Natasha and I went out for breakfast to one of our favourite cafés in Audley, which is in Royal National Park, north of Wollongong. We followed the general process that I outlined above and were enjoying some delicious pancakes for breakfast. We observed something at a nearby table, however, which did not gel with the natural order of things…

Another young couple had walked into the café, placed an order at the counter, then sat down at a table for a few minutes. Rather than receiving food at their table, their order was called and they went to retrieve two takeaway coffees. ‘Ahhh…’, you must be thinking, ‘They were just waiting to receive their takeaway coffees before venturing out again’. Incorrect—they sat back down at the same table with their paper coffee cups.

I have two major issues with this. First of all, the café offers ceramic cups for indoor consumption of hot beverages. Why on Earth did these people think that it was appropriate to use disposable resources that can’t be recycled entirely (such cups are laminated), when a reusable alternative was present and much more appropriate for the dine-in context?

Second, this couple sat at a table and benches that could comfortably fit six people and for a good deal of time, they just stared at their phones.

This is a perfect (yet all too common and mundane) example of the arrogant, self-centred behaviour that is prevalent in modern society. It’s similar to waiting until the last few metres of an ending freeway lane to merge into the next one, leaving unwanted grocery items in the wrong aisle, tossing a cigarette in the street or stopping in the middle of a busy pathway to take a selfie. Why is it so hard for people to be considerate of others and the environment around themselves?

Let’s be frank: it’s just easier to sit down, block out the real world and monitor your likes on Instagram.

Rumination No. 37: LinkedIn Tales of Love and Adversity

Back in March, I ruminated about the horrendously boring meme culture on LinkedIn in a piece called Key Leadership ‘Learnings’ of Collaborative Synergy and Digital Disruption #AI #blockchain. I felt that summed up things nicely.

In that piece, I made a brief reference to the prevalence of ‘broems’ on the site. I’d like to revisit that particular topic now. Quite simply, they are poems by bros (‘broetry’, if you will)—these elongated, one-line-at-a-time tales of corporate success and revelation are some of the most pointless pieces of text that you’ll find on the Web.

Generally, they will deal with topics such as making the most amazing, unexpected hire (a unicorn!) or how having a latte with that one special suit changed one’s life forever, leading to a rewarding career journey of unimaginable heights and KPI-fulfilment. Their stretched-out presentation suck you right in and before you know it, you’ve clicked on the ‘See More’ button and you’re scrolling to get to the end in the hope that it will be worth it.

Well, I think that I’ve found the most pointless broem ever. It is so devoid of any detail or storytelling, that I’m completely baffled by the number of reactions that it has received. Surprisingly, it’s also a short one.

OVER 73,000 REACTIONS

MORE THAN 2000 COMMENTS

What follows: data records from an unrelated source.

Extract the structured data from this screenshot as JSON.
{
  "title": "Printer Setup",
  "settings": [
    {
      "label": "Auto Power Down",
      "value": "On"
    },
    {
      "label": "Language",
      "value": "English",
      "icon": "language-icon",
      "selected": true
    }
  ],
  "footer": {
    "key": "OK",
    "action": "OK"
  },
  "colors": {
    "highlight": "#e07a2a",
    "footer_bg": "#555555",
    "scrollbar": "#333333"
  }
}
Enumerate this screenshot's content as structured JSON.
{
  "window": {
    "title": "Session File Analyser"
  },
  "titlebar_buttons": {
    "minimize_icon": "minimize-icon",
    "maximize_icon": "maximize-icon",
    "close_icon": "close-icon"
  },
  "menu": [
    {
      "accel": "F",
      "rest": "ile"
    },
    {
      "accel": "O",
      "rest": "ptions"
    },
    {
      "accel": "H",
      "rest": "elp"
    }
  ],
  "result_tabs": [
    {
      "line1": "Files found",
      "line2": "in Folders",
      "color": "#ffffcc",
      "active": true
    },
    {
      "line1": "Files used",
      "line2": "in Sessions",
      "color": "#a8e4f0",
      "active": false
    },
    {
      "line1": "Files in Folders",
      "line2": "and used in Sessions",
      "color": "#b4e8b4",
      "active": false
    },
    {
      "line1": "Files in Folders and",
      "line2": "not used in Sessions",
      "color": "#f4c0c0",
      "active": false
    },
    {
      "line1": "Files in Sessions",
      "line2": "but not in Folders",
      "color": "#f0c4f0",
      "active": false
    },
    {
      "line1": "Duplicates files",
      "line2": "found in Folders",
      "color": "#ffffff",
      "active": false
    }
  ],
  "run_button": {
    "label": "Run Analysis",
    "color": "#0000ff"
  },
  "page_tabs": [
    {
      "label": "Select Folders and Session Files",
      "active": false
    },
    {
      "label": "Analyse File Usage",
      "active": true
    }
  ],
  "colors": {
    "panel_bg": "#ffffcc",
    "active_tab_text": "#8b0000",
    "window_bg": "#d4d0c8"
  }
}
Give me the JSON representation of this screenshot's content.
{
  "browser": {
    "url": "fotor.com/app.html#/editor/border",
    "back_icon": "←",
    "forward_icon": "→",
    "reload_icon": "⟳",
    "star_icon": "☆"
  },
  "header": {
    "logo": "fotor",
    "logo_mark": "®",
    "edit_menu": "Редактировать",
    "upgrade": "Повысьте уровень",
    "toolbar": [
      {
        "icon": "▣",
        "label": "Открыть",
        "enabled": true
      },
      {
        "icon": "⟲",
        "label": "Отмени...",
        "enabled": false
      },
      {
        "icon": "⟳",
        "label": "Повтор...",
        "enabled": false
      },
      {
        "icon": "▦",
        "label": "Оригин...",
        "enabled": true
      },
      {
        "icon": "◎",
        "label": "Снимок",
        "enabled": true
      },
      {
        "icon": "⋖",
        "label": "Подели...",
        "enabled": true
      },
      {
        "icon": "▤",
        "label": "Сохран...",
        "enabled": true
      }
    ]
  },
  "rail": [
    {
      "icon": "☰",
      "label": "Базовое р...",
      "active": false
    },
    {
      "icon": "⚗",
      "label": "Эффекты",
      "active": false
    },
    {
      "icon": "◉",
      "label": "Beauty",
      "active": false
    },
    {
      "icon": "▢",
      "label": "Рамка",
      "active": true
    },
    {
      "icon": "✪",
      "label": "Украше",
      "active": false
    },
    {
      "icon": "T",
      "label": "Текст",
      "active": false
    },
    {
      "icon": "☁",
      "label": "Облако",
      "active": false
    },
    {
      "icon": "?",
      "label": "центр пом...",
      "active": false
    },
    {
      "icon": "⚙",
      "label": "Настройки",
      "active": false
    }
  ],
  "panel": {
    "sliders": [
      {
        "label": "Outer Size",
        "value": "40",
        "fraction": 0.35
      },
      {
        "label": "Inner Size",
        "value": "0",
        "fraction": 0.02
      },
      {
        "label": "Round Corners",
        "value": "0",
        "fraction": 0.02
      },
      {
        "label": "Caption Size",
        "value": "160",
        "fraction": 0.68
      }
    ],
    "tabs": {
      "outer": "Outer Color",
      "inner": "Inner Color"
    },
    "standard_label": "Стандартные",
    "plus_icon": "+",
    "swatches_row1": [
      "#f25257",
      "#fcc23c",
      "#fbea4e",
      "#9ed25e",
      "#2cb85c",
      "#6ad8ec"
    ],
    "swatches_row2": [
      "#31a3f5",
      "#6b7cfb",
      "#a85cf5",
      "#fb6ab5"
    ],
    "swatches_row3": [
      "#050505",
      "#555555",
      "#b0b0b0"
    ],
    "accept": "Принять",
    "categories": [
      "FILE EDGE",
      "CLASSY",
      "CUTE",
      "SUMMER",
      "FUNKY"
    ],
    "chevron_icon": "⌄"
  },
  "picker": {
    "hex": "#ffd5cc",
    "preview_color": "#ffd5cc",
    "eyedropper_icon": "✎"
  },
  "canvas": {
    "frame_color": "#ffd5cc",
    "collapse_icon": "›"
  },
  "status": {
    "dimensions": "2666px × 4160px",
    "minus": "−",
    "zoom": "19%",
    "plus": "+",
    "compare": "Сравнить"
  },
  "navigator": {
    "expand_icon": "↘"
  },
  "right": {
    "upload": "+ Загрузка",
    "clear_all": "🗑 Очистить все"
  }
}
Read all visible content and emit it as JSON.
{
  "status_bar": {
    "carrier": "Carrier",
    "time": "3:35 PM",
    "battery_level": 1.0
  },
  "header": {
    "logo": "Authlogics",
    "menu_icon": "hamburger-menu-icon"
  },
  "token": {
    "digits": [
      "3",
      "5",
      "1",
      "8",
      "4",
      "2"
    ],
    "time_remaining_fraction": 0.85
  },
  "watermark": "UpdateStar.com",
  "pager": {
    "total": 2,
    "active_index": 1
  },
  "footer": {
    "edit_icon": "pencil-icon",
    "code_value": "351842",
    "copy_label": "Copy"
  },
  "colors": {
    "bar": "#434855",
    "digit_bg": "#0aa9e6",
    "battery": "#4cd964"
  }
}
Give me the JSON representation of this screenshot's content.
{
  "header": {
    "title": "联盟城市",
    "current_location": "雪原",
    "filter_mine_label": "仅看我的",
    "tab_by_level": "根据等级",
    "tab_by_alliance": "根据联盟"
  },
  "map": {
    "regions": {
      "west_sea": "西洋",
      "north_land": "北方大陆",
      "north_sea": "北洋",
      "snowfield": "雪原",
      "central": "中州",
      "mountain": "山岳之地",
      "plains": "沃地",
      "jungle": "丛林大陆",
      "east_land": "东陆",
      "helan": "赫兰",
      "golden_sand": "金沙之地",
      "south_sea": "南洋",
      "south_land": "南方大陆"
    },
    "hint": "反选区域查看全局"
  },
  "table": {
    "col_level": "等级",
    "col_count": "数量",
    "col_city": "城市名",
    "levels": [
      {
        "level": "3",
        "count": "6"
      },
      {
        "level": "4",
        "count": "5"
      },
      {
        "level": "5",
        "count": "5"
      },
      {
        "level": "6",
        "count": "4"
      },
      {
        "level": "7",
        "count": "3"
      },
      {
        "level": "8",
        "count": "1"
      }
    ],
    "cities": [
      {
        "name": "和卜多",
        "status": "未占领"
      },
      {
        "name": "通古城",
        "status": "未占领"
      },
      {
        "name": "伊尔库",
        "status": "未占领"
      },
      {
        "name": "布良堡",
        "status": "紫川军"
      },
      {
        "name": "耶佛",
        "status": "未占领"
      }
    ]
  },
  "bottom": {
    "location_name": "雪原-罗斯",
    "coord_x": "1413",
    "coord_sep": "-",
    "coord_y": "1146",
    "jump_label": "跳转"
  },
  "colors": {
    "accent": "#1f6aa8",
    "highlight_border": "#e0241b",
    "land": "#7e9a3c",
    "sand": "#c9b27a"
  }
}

Apparently, all that you need to do to be successful is inhale and exhale, then repeat this process consistently until your particular moment of adversity has passed.

Now, I chose not to include the name of this person in the screenshot because that would have been unfair. I have no doubt that this person and his wife did in fact have to deal with hardship at some point. Unemployment is extremely difficult and they were obviously in a difficult situation.

Where is the story though? How can we appreciate this tale of triumph if the author can barely be bothered to share it properly? How can people out there, who may be looking for guidance through similar issues, possibly take anything from this? Why not offer something that’s genuinely helpful?

Somehow, sites like LinkedIn have become hubs for the production and consumption of pure mediocrity such as these broems… and people are rewarded for it with virtually meaningless likes and shares.

The next time that you see something like this online, don’t enable it. Let’s strive for a higher quality of writing in this amazing place called the Web.